RELIGION IN UMBERWELL
The immigrants and exiles who settled in Umberwell inevitably brought their gods with them. Some deities fell by the wayside, and are now only remembered by obscure sects and dying cults. Other gods thrived in Umberwell's rich tapestry of cultural exchange. Over the generations, a patchwork pantheon emerged; six goddesses of various races, lands, and systems of belief were blended together into a polytheistic, syncretic faith known as the People's Covenant. Over time, the goddesses of the People’s Covenant have come to represent the aspects of life in Umberwell that its citizens find important.
The places of worship devoted to the People's Covenant may focus their reverence on a single goddess, a grouping of goddesses within the Covenant, or the entirety of the pantheon. The various temples of the Covenant do not necessarily agree on the proper way to worship the deities they hold in common. Rites, liturgy, and ceremonies vary wildly from church to church. It is not unusual to see the goddesses of the Covenant depicted in a multitude of forms and as a myriad of races—time has worn away much of their traditional cultural meaning and specificity.

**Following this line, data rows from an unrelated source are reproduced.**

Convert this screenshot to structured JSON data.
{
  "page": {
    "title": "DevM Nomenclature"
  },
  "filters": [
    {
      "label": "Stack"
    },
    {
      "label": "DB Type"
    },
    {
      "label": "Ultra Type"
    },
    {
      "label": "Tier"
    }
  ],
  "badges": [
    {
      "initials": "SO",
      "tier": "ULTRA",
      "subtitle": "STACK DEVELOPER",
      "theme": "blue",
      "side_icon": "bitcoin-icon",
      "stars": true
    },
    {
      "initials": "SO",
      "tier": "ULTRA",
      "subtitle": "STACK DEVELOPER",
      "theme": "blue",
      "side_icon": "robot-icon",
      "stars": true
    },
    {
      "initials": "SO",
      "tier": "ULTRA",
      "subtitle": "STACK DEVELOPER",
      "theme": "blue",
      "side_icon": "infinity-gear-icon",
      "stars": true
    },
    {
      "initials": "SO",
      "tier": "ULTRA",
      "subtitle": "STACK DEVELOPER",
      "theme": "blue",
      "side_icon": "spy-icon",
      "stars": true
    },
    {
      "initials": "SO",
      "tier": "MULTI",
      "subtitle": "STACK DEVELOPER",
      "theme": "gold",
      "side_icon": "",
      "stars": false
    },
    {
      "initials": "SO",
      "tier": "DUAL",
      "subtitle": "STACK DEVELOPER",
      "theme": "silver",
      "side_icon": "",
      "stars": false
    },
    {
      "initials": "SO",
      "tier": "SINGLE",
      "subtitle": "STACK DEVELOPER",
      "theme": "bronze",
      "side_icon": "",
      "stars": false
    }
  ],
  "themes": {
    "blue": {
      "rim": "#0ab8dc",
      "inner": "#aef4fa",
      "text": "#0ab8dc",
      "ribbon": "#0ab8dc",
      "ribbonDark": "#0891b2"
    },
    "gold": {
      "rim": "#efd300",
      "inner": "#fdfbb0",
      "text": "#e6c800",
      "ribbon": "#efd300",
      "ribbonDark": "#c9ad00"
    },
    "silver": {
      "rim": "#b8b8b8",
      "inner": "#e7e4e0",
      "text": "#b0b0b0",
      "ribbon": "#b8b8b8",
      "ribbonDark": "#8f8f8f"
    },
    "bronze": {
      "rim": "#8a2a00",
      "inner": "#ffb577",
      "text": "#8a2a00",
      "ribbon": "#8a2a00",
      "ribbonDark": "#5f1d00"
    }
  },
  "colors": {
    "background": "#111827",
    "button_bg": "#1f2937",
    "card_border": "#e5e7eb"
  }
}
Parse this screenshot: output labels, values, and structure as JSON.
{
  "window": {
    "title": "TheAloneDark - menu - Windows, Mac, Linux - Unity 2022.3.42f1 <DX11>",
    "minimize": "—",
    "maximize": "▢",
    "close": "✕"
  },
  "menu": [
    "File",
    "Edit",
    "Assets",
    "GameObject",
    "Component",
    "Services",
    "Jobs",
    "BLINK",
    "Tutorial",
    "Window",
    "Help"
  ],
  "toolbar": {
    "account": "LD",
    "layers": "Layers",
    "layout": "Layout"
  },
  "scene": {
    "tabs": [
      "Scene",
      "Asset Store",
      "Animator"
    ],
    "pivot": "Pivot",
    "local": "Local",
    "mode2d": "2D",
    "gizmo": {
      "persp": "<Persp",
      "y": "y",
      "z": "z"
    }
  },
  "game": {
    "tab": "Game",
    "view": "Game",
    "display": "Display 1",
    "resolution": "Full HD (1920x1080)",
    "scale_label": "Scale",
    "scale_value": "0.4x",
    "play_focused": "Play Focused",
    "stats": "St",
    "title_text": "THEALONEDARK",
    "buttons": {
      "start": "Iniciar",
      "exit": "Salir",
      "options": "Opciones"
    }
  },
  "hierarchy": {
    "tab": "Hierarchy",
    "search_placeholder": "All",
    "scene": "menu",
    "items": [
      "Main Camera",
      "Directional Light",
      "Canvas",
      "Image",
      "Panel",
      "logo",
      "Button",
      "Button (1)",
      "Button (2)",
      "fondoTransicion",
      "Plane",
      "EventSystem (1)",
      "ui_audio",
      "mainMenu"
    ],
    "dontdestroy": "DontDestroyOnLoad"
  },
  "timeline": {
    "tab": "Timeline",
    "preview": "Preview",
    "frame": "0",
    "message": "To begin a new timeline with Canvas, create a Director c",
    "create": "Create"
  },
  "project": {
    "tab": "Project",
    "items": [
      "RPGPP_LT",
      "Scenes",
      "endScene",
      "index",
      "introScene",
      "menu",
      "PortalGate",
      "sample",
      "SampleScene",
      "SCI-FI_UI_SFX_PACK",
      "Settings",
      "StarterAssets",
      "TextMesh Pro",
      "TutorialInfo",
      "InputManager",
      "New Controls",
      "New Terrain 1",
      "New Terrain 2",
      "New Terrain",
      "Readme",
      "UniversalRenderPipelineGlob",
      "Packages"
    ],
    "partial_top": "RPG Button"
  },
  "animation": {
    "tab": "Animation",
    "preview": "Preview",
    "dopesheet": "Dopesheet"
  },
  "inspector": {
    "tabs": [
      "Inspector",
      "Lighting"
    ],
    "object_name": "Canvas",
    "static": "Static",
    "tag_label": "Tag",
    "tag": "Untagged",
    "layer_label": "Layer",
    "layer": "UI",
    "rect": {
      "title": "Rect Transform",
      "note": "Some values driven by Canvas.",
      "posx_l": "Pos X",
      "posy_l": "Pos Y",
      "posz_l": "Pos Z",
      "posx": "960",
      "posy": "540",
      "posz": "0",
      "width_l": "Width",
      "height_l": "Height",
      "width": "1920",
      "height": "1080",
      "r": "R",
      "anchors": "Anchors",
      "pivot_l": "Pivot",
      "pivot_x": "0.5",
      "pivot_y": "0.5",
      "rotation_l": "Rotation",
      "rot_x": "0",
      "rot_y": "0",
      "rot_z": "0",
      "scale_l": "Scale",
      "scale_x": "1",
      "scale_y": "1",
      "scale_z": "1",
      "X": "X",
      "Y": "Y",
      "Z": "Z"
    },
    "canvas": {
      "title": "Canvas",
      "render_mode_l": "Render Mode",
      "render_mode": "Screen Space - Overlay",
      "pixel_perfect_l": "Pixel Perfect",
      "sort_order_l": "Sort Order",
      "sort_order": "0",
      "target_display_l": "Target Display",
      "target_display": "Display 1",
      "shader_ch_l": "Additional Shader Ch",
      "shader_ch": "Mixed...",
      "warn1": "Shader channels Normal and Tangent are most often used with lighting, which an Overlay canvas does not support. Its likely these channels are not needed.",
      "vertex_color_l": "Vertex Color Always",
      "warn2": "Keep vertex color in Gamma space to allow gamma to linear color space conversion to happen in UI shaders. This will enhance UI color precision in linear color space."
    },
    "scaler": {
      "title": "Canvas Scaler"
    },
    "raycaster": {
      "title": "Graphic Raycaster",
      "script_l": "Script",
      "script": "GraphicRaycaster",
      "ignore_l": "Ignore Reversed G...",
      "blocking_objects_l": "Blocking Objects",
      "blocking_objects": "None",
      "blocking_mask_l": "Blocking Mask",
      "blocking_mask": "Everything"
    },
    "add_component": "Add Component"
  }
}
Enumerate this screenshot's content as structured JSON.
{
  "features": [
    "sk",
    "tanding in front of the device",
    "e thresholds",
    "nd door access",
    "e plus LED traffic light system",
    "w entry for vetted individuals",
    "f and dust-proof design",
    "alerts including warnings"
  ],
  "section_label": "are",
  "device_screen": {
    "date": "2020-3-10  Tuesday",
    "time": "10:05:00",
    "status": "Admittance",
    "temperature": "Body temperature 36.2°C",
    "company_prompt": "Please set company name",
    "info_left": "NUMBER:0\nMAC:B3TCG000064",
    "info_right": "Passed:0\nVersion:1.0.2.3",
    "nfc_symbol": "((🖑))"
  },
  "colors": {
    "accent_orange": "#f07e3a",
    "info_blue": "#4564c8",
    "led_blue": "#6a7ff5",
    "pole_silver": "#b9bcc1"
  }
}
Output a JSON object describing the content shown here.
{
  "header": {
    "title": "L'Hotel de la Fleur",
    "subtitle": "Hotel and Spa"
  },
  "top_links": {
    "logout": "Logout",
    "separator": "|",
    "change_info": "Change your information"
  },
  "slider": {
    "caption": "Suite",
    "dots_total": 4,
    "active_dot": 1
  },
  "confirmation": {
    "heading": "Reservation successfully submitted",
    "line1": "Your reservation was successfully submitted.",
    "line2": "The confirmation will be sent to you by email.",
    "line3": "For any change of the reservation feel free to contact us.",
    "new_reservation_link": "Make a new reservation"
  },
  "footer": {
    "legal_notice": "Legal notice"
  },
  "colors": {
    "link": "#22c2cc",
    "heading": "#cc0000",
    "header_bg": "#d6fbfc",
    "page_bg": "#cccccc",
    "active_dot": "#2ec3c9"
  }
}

Although the People's Covenant is the most popular faith in Umberwell, the religious atmosphere in Umberwell is inclusive and permissive. Only religions that espouse murder or practice objectionable rites are forbidden by the city's Ministry of Altars. The clergy of less prominent deities maintain shrines and temples throughout the city. There are also dissenters in Umberwell who choose to place their faith in fiends, archfey, Great Old Ones, and other powerful extraplanar beings instead of in divine forces.